WORK TO BE COMPLETED
Return only those lines of the listing in which "this" appears.

RECORDS TO USE
=== Section Start ===

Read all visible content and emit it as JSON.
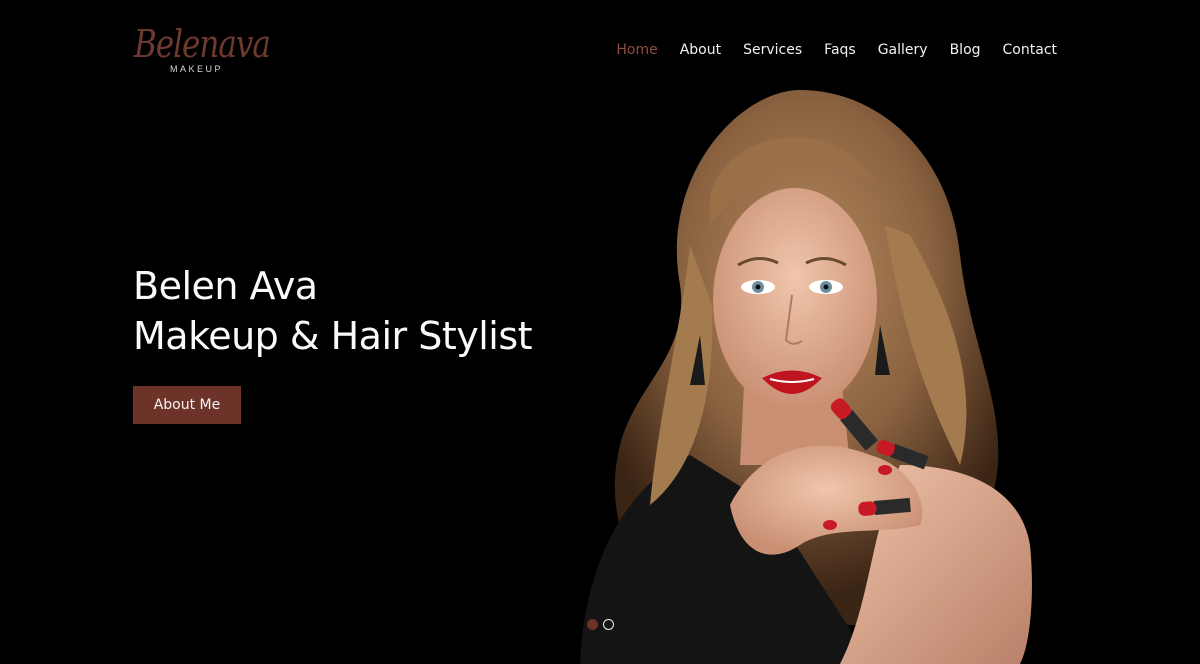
{
  "brand": {
    "script": "Belenava",
    "subtitle": "MAKEUP",
    "color": "#6e3a30"
  },
  "nav": {
    "items": [
      {
        "label": "Home",
        "active": true
      },
      {
        "label": "About"
      },
      {
        "label": "Services"
      },
      {
        "label": "Faqs"
      },
      {
        "label": "Gallery"
      },
      {
        "label": "Blog"
      },
      {
        "label": "Contact"
      }
    ],
    "active_color": "#8d4d40"
  },
  "hero": {
    "line1": "Belen Ava",
    "line2": "Makeup & Hair Stylist",
    "cta_label": "About Me",
    "cta_color": "#6d3329",
    "image_icon": "woman-with-lipstick-portrait"
  },
  "slider": {
    "count": 2,
    "active_index": 0
  }
}
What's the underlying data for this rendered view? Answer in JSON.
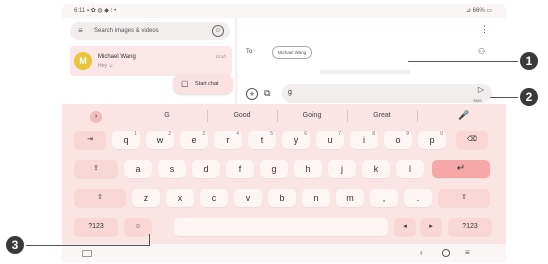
{
  "status": {
    "time": "6:11",
    "icons": "▪ ✿ ◍ ◆ ⁝ •",
    "right": "⊿ 66% ▭"
  },
  "inbox": {
    "search_placeholder": "Search images & videos",
    "menu_icon": "≡",
    "profile_icon": "☺",
    "conversation": {
      "avatar_letter": "M",
      "name": "Michael Wang",
      "preview": "Hey ☺",
      "draft": "Draft"
    },
    "start_chat_label": "Start chat",
    "start_chat_icon": "▢"
  },
  "compose": {
    "more_icon": "⋮",
    "to_label": "To",
    "recipient_chip": "Michael Wang",
    "add_person_icon": "⚇",
    "add_icon": "+",
    "gallery_icon": "⧉",
    "message_value": "g",
    "send_icon": "▷",
    "send_sub": "SMS"
  },
  "keyboard": {
    "expand_icon": "›",
    "suggestions": [
      "G",
      "Good",
      "Going",
      "Great"
    ],
    "mic_icon": "🎤",
    "row1": [
      {
        "k": "⇥",
        "fn": true
      },
      {
        "k": "q",
        "s": "1"
      },
      {
        "k": "w",
        "s": "2"
      },
      {
        "k": "e",
        "s": "3"
      },
      {
        "k": "r",
        "s": "4"
      },
      {
        "k": "t",
        "s": "5"
      },
      {
        "k": "y",
        "s": "6"
      },
      {
        "k": "u",
        "s": "7"
      },
      {
        "k": "i",
        "s": "8"
      },
      {
        "k": "o",
        "s": "9"
      },
      {
        "k": "p",
        "s": "0"
      },
      {
        "k": "⌫",
        "fn": true
      }
    ],
    "row2": [
      {
        "k": "⇪",
        "fn": true
      },
      {
        "k": "a"
      },
      {
        "k": "s"
      },
      {
        "k": "d"
      },
      {
        "k": "f"
      },
      {
        "k": "g"
      },
      {
        "k": "h"
      },
      {
        "k": "j"
      },
      {
        "k": "k"
      },
      {
        "k": "l"
      },
      {
        "k": "↵",
        "enter": true
      }
    ],
    "row3": [
      {
        "k": "⇧",
        "fn": true
      },
      {
        "k": "z"
      },
      {
        "k": "x"
      },
      {
        "k": "c"
      },
      {
        "k": "v"
      },
      {
        "k": "b"
      },
      {
        "k": "n"
      },
      {
        "k": "m"
      },
      {
        "k": ","
      },
      {
        "k": "."
      },
      {
        "k": "⇧",
        "fn": true
      }
    ],
    "row4": [
      {
        "k": "?123",
        "fn": true
      },
      {
        "k": "☺",
        "fn": true
      },
      {
        "k": ""
      },
      {
        "k": "◂",
        "fn": true
      },
      {
        "k": "▸",
        "fn": true
      },
      {
        "k": "?123",
        "fn": true
      }
    ]
  },
  "navbar": {
    "back": "‹",
    "recent": "≡"
  },
  "callouts": [
    "1",
    "2",
    "3"
  ]
}
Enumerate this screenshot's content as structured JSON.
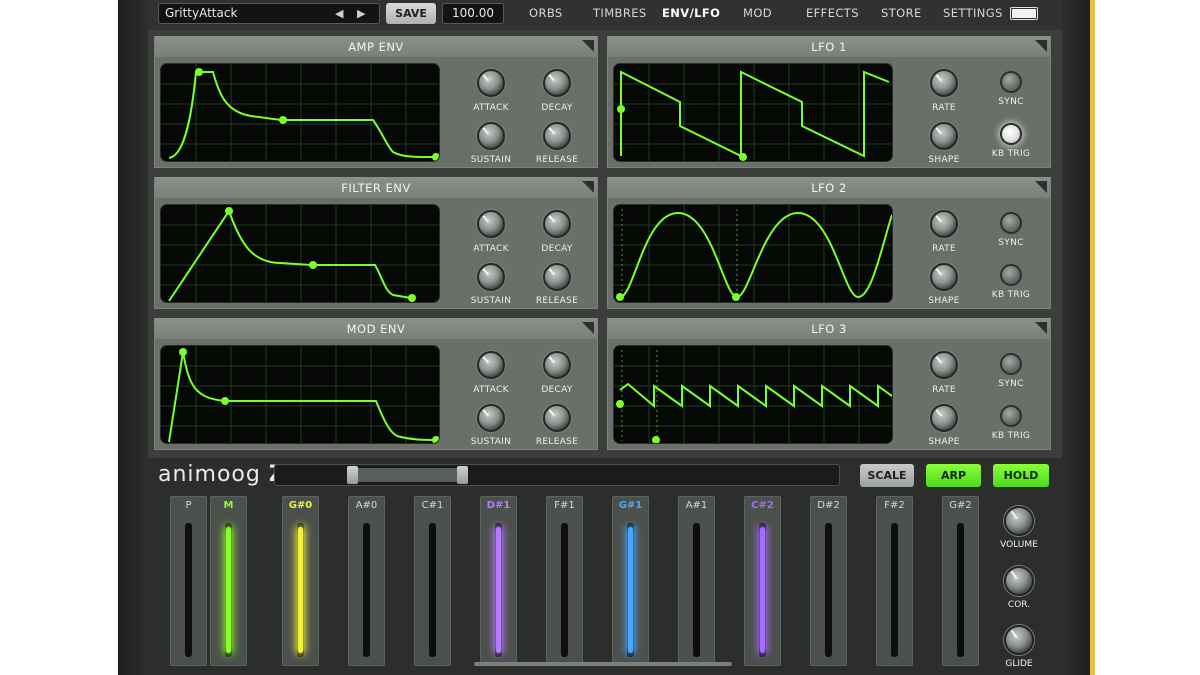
{
  "topbar": {
    "preset_name": "GrittyAttack",
    "save_label": "SAVE",
    "tempo": "100.00",
    "tabs": [
      "ORBS",
      "TIMBRES",
      "ENV/LFO",
      "MOD",
      "EFFECTS",
      "STORE",
      "SETTINGS"
    ],
    "active_tab": "ENV/LFO"
  },
  "panels": {
    "amp_env": {
      "title": "AMP ENV",
      "knobs": [
        "ATTACK",
        "DECAY",
        "SUSTAIN",
        "RELEASE"
      ]
    },
    "filter_env": {
      "title": "FILTER ENV",
      "knobs": [
        "ATTACK",
        "DECAY",
        "SUSTAIN",
        "RELEASE"
      ]
    },
    "mod_env": {
      "title": "MOD ENV",
      "knobs": [
        "ATTACK",
        "DECAY",
        "SUSTAIN",
        "RELEASE"
      ]
    },
    "lfo1": {
      "title": "LFO 1",
      "knobs": [
        "RATE",
        "SHAPE"
      ],
      "buttons": [
        "SYNC",
        "KB TRIG"
      ],
      "kbtrig_on": true
    },
    "lfo2": {
      "title": "LFO 2",
      "knobs": [
        "RATE",
        "SHAPE"
      ],
      "buttons": [
        "SYNC",
        "KB TRIG"
      ],
      "kbtrig_on": false
    },
    "lfo3": {
      "title": "LFO 3",
      "knobs": [
        "RATE",
        "SHAPE"
      ],
      "buttons": [
        "SYNC",
        "KB TRIG"
      ],
      "kbtrig_on": false
    }
  },
  "bottom": {
    "logo_text": "animoog",
    "logo_suffix": "Z",
    "scale_label": "SCALE",
    "arp_label": "ARP",
    "hold_label": "HOLD",
    "strips": [
      {
        "label": "P",
        "color": ""
      },
      {
        "label": "M",
        "color": "#8aff2a"
      },
      {
        "label": "G#0",
        "color": "#f2f23a"
      },
      {
        "label": "A#0",
        "color": ""
      },
      {
        "label": "C#1",
        "color": ""
      },
      {
        "label": "D#1",
        "color": "#b77bff"
      },
      {
        "label": "F#1",
        "color": ""
      },
      {
        "label": "G#1",
        "color": "#4aa7ff"
      },
      {
        "label": "A#1",
        "color": ""
      },
      {
        "label": "C#2",
        "color": "#a46bff"
      },
      {
        "label": "D#2",
        "color": ""
      },
      {
        "label": "F#2",
        "color": ""
      },
      {
        "label": "G#2",
        "color": ""
      }
    ],
    "knobs": [
      "VOLUME",
      "COR.",
      "GLIDE"
    ]
  },
  "colors": {
    "accent_green": "#7bff2c",
    "screen_bg": "#060806"
  }
}
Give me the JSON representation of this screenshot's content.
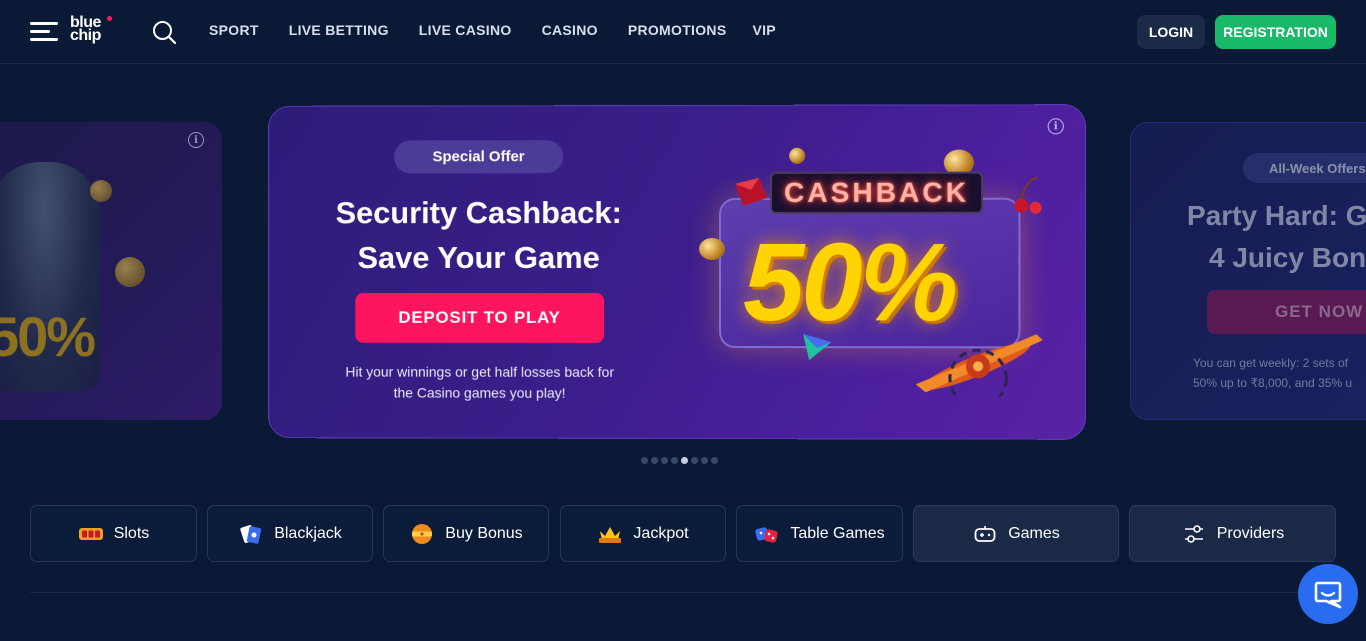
{
  "header": {
    "logo_line1": "blue",
    "logo_line2": "chip",
    "nav": [
      "SPORT",
      "LIVE BETTING",
      "LIVE CASINO",
      "CASINO",
      "PROMOTIONS",
      "VIP"
    ],
    "login_label": "LOGIN",
    "registration_label": "REGISTRATION"
  },
  "carousel": {
    "prev_slide": {
      "percent_text": "50%"
    },
    "current_slide": {
      "badge": "Special Offer",
      "title_line1": "Security Cashback:",
      "title_line2": "Save Your Game",
      "cta": "DEPOSIT TO PLAY",
      "description_line1": "Hit your winnings or get half losses back for",
      "description_line2": "the Casino games you play!",
      "art_sign": "CASHBACK",
      "art_percent": "50%",
      "info_icon": "info-icon"
    },
    "next_slide": {
      "badge": "All-Week Offers",
      "title_line1": "Party Hard: G",
      "title_line2": "4 Juicy Bon",
      "cta": "GET NOW",
      "description_line1": "You can get weekly: 2 sets of",
      "description_line2": "50% up to ₹8,000, and 35% u"
    },
    "dot_count": 8,
    "active_dot_index": 4
  },
  "categories": [
    {
      "label": "Slots",
      "icon": "slots-icon"
    },
    {
      "label": "Blackjack",
      "icon": "blackjack-cards-icon"
    },
    {
      "label": "Buy Bonus",
      "icon": "buy-bonus-icon"
    },
    {
      "label": "Jackpot",
      "icon": "jackpot-crown-icon"
    },
    {
      "label": "Table Games",
      "icon": "dice-icon"
    },
    {
      "label": "Games",
      "icon": "gamepad-icon"
    },
    {
      "label": "Providers",
      "icon": "sliders-icon"
    }
  ],
  "colors": {
    "background": "#0a1a36",
    "registration": "#19b96a",
    "deposit_cta": "#ff1460",
    "chat": "#2a6cf0"
  }
}
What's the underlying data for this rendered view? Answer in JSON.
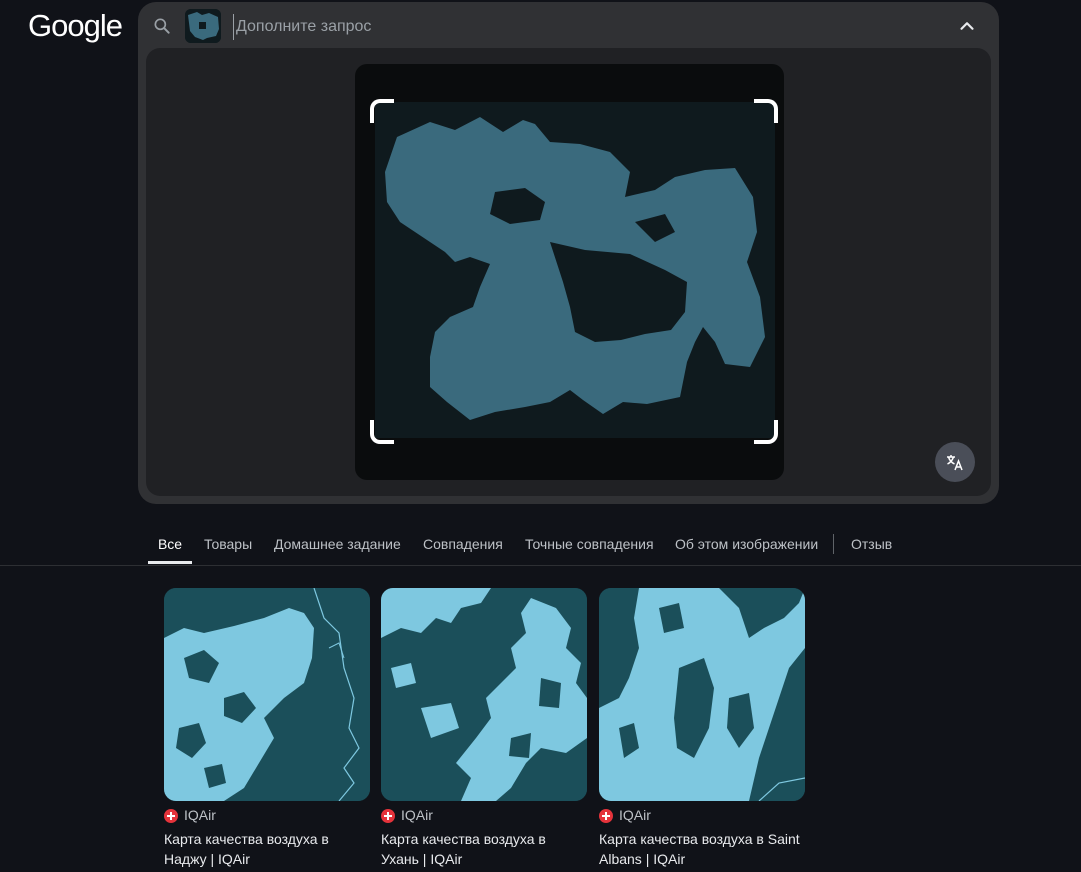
{
  "header": {
    "logo": "Google"
  },
  "search": {
    "placeholder": "Дополните запрос",
    "value": ""
  },
  "tabs": [
    {
      "label": "Все",
      "active": true
    },
    {
      "label": "Товары",
      "active": false
    },
    {
      "label": "Домашнее задание",
      "active": false
    },
    {
      "label": "Совпадения",
      "active": false
    },
    {
      "label": "Точные совпадения",
      "active": false
    },
    {
      "label": "Об этом изображении",
      "active": false
    },
    {
      "label": "Отзыв",
      "active": false
    }
  ],
  "results": [
    {
      "source": "IQAir",
      "title": "Карта качества воздуха в Наджу | IQAir"
    },
    {
      "source": "IQAir",
      "title": "Карта качества воздуха в Ухань | IQAir"
    },
    {
      "source": "IQAir",
      "title": "Карта качества воздуха в Saint Albans | IQAir"
    }
  ],
  "colors": {
    "background": "#101218",
    "panel": "#303134",
    "map_land": "#1b4f5a",
    "map_water": "#7ec8e0",
    "query_shape": "#3a6a7d",
    "favicon": "#e5333b"
  },
  "icons": [
    "search-icon",
    "chevron-up-icon",
    "translate-icon",
    "iqair-favicon"
  ]
}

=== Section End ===

TASK SOLUTION
What's the underlying data for this rendered view? Answer in JSON.
Enumerate this screenshot's content as structured JSON.
Give me the JSON representation of this screenshot's content.
What's the underlying data for this rendered view? Answer in JSON.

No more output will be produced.